In the short-term governments can ease the pain by continuing to keep the pot boiling by providing liquidity to the banking system and sustaining excessive state spending. In a time when money supply is otherwise collapsing this can help enormously, without triggering an inflationary surge, but it causes other long-term misallocations that, unchecked, steadily destroy an economy from within. One could argue that this is what got us into trouble to start with, as politicians never like to let constraint of spending or credit creation get in the way of a good vote. We have certainly seen plenty of this.

So the Eurozone response has been to try austerity, with some very modest rolling back of state restraints on enterprise, with huge monetary lubricant. Deficits have even been coming down in relation to GDP. But that means borrowing is still going up, and GDP is generally declining. Bad situations just keep getting worse.

As currency users, the Eurozone’s sickly states remain stuck in this silo of demand-side economics, misallocated credit and poor competitiveness, with inadequate decision-making prolonging the real agony.

Which brings us back to default …

With none of the actions taken so far being workable or permanent solutions, we are back to default. Some say that this is morally hazardous, as those who have borrowed should pay their dues, Shylock style, and in a normal environment I would agree that one should strive to do just that.

But others would say that we have gone far too far already. Consistently saving bankrupt institutions (whether states or banks, when a free market would have seen them fail long ago) is where the moral hazard lies, as it only encourages continued unsustainable behaviour and false promises, places obligations on future generations, prevents any form of recovery, denudes remaining capital even further, and only prolongs the pain before the ultimate and inevitable bust.

Just imagine being a bank in France, right now, with a shrinking economy and foreign investors shirking from the idea of running production plants in that country because of taxation, employment laws and union practices. As the US CEO of Titan Tyres recently wrote to Les Echos, a French newspaper, “You think we’re so stupid!”

And now we have imminent Italian elections, where Berlusconi is promoting a policy of “arrivederci”, to leave the Euro. What then happens to all the government debt denominated in Euros that can never be repaid in a much weaker new Lira? Despite legal obligations, it would seem that default would be inevitable, and even attractive to the voting populace. So what happens to the Italian banks and European institutions that have bought reams of Italian government debt that can no longer be fully repaid?

The deflationary fall-out doesn’t bear thinking about, but maybe it was inevitable all along. Whether the Eurozone imposes default (as it has contemplated with Cyprus), or the individual states vote for default, it is hard to see any other meaningful outcome.

We need to end on a positive note …

In contrast to the demand-side, which seems to require ever more money and growth to sustain itself, the supply-side school of economics argues that in order for there to be consumption, the goods need to exist in the first place.

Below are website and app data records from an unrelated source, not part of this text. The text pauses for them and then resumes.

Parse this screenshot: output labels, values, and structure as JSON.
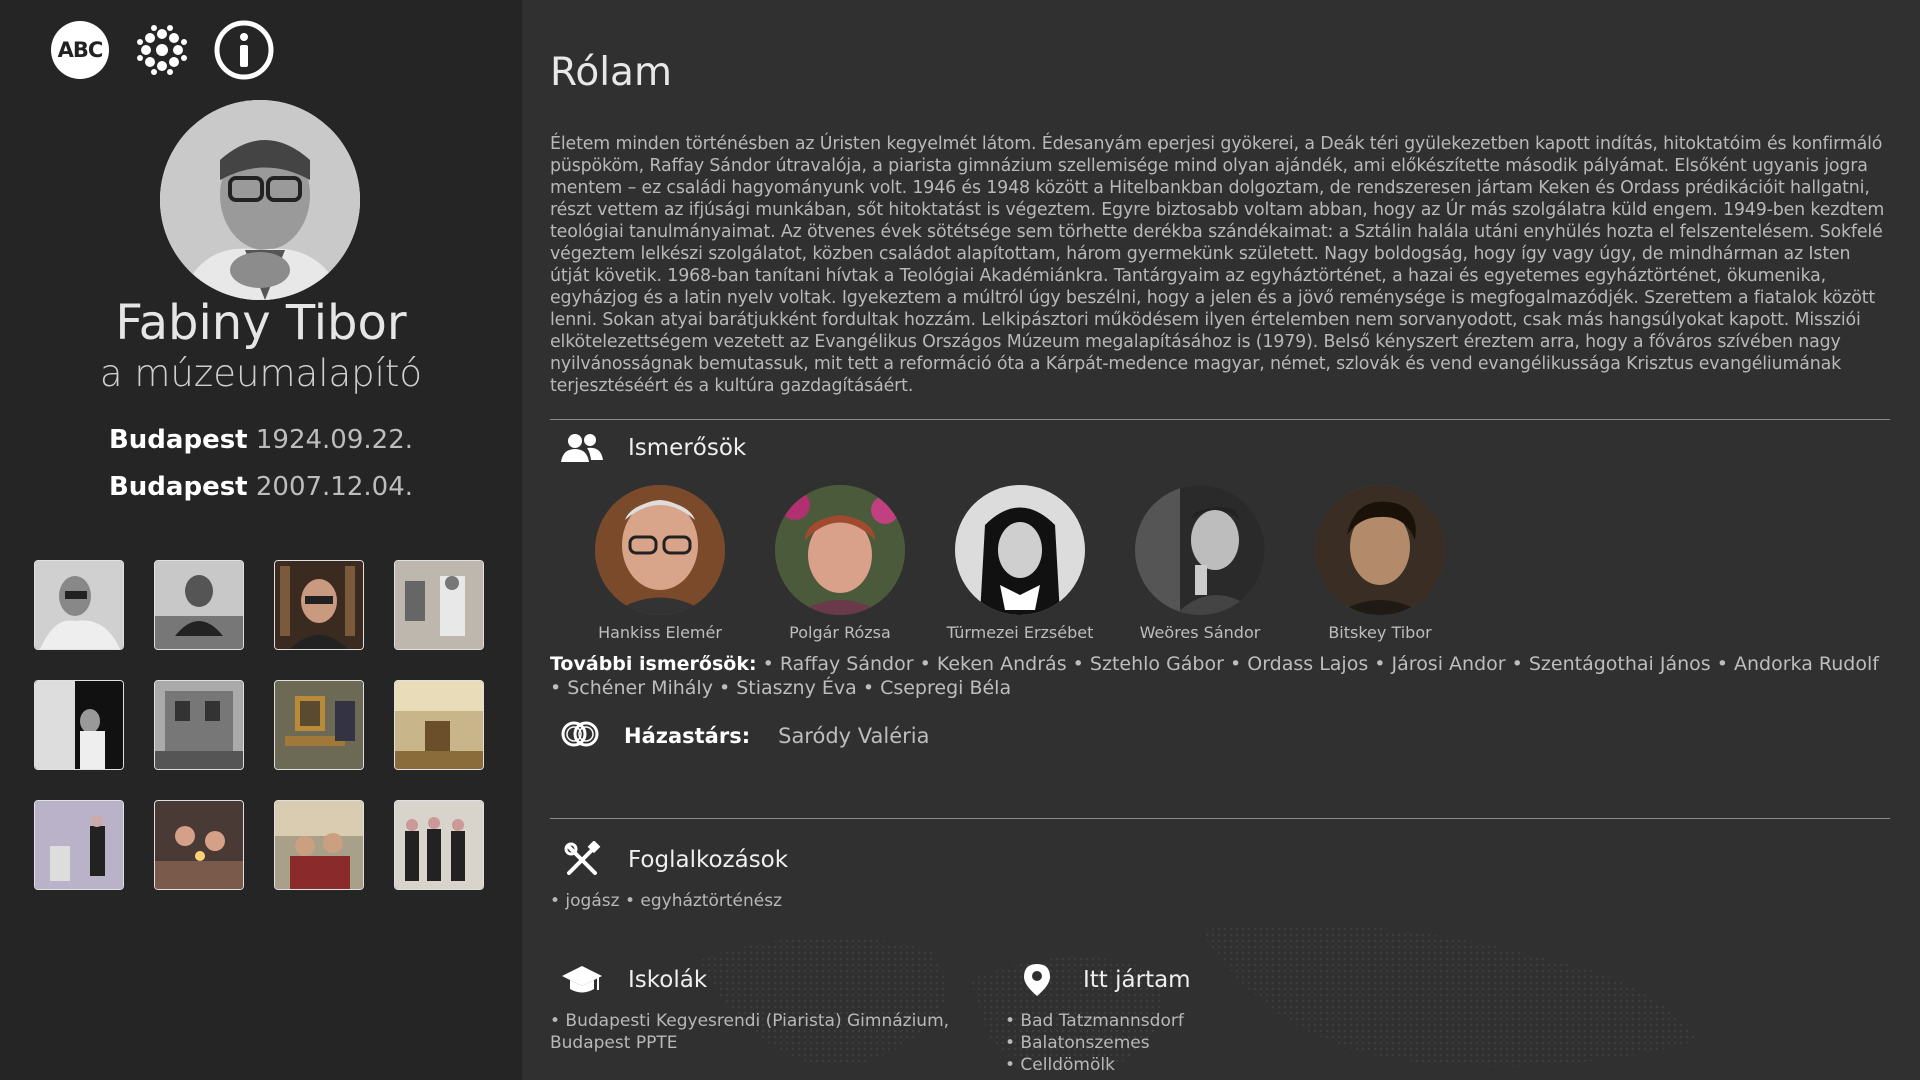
{
  "sidebar": {
    "icons": [
      "abc-icon",
      "network-icon",
      "info-icon"
    ],
    "abc_label": "ABC",
    "name": "Fabiny Tibor",
    "subtitle": "a múzeumalapító",
    "birth": {
      "place": "Budapest",
      "date": "1924.09.22."
    },
    "death": {
      "place": "Budapest",
      "date": "2007.12.04."
    }
  },
  "main": {
    "title": "Rólam",
    "bio": "Életem minden történésben az Úristen kegyelmét látom. Édesanyám eperjesi gyökerei, a Deák téri gyülekezetben kapott indítás, hitoktatóim és konfirmáló püspököm, Raffay Sándor útravalója, a piarista gimnázium szellemisége mind olyan ajándék, ami előkészítette második pályámat. Elsőként ugyanis jogra mentem – ez családi hagyományunk volt. 1946 és 1948 között a Hitelbankban dolgoztam, de rendszeresen jártam Keken és Ordass prédikációit hallgatni, részt vettem az ifjúsági munkában, sőt hitoktatást is végeztem. Egyre biztosabb voltam abban, hogy az Úr más szolgálatra küld engem. 1949-ben kezdtem teológiai tanulmányaimat. Az ötvenes évek sötétsége sem törhette derékba szándékaimat: a Sztálin halála utáni enyhülés hozta el felszentelésem. Sokfelé végeztem lelkészi szolgálatot, közben családot alapítottam, három gyermekünk született. Nagy boldogság, hogy így vagy úgy, de mindhárman az Isten útját követik. 1968-ban tanítani hívtak a Teológiai Akadémiánkra. Tantárgyaim az egyháztörténet, a hazai és egyetemes egyháztörténet, ökumenika, egyházjog és a latin nyelv voltak. Igyekeztem a múltról úgy beszélni, hogy a jelen és a jövő reménysége is megfogalmazódjék. Szerettem a fiatalok között lenni. Sokan atyai barátjukként fordultak hozzám. Lelkipásztori működésem ilyen értelemben nem sorvanyodott, csak más hangsúlyokat kapott. Missziói elkötelezettségem vezetett az Evangélikus Országos Múzeum megalapításához is (1979). Belső kényszert éreztem arra, hogy a főváros szívében nagy nyilvánosságnak bemutassuk, mit tett a reformáció óta a Kárpát-medence magyar, német, szlovák és vend evangélikussága Krisztus evangéliumának terjesztéséért és a kultúra gazdagításáért.",
    "acquaintances_title": "Ismerősök",
    "friends": [
      {
        "name": "Hankiss Elemér"
      },
      {
        "name": "Polgár Rózsa"
      },
      {
        "name": "Türmezei Erzsébet"
      },
      {
        "name": "Weöres Sándor"
      },
      {
        "name": "Bitskey Tibor"
      }
    ],
    "more_label": "További ismerősök:",
    "more_friends": [
      "Raffay Sándor",
      "Keken András",
      "Sztehlo Gábor",
      "Ordass Lajos",
      "Járosi Andor",
      "Szentágothai János",
      "Andorka Rudolf",
      "Schéner Mihály",
      "Stiaszny Éva",
      "Csepregi Béla"
    ],
    "spouse_label": "Házastárs:",
    "spouse": "Saródy Valéria",
    "occupations_title": "Foglalkozások",
    "occupations_text": "• jogász • egyháztörténész",
    "schools_title": "Iskolák",
    "schools": [
      "• Budapesti Kegyesrendi (Piarista) Gimnázium,",
      "Budapest PPTE"
    ],
    "places_title": "Itt jártam",
    "places": [
      "• Bad Tatzmannsdorf",
      "• Balatonszemes",
      "• Celldömölk"
    ]
  }
}
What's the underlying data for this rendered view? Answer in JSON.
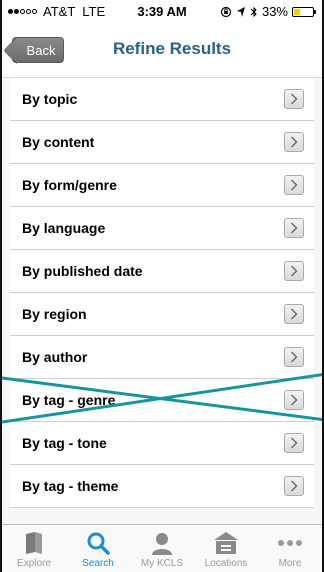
{
  "status": {
    "carrier": "AT&T",
    "network": "LTE",
    "time": "3:39 AM",
    "battery": "33%",
    "battery_level": 0.33
  },
  "nav": {
    "back_label": "Back",
    "title": "Refine Results"
  },
  "list": {
    "items": [
      {
        "label": "By topic"
      },
      {
        "label": "By content"
      },
      {
        "label": "By form/genre"
      },
      {
        "label": "By language"
      },
      {
        "label": "By published date"
      },
      {
        "label": "By region"
      },
      {
        "label": "By author"
      },
      {
        "label": "By tag - genre",
        "struck": true
      },
      {
        "label": "By tag - tone"
      },
      {
        "label": "By tag - theme"
      }
    ]
  },
  "tabs": [
    {
      "label": "Explore",
      "icon": "book-icon"
    },
    {
      "label": "Search",
      "icon": "search-icon",
      "active": true
    },
    {
      "label": "My KCLS",
      "icon": "user-icon"
    },
    {
      "label": "Locations",
      "icon": "building-icon"
    },
    {
      "label": "More",
      "icon": "more-icon"
    }
  ],
  "colors": {
    "title": "#2c5f8a",
    "strike": "#17959c",
    "tab_active": "#1a8fd6"
  }
}
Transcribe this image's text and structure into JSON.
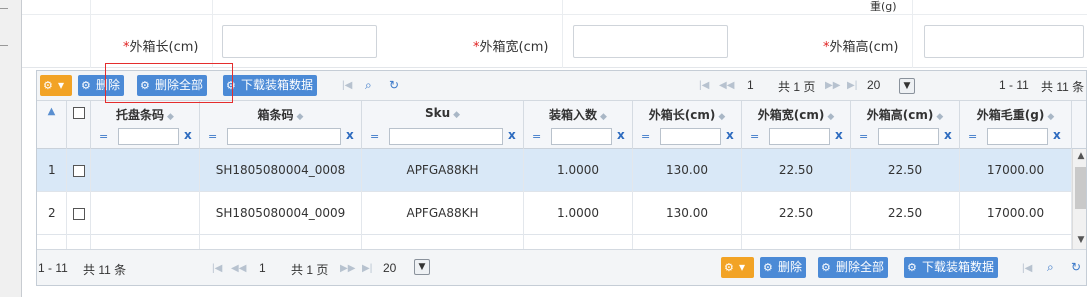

No-one knew they wanted to buy an iPhone or iPad before they were invented, but supply of a great product generated huge demand. Human ingenuity is the supply-side, creating new things that are better or cheaper than their alternatives, or opening up new opportunities for improved lifestyles for the producer and consumer, for investors and the workforce. This is what we need to encourage, and the best way of encouraging it is for the state to get out of the way. If it takes a deflationary bust to get there, well maybe we’ll all be grateful in the long run.

It was only 5 weeks ago that our first Eurozone blog reported how quiet Europe had become … too quiet. Those words are proving seriously prophetic.

If you have any thoughts, comments or counterpoints arising from this series of Eurozone blogs then I’d be very interested in hearing from you. Please do get it touch, and I’ll happily post the most thought-provoking.

Back to lighter, shorter, but no less important issues next week.

[1] Quarter 4 2012 versus Q$ 2011: Automotive sales down 13%, Housing transactions down 20%, New homes down 25%.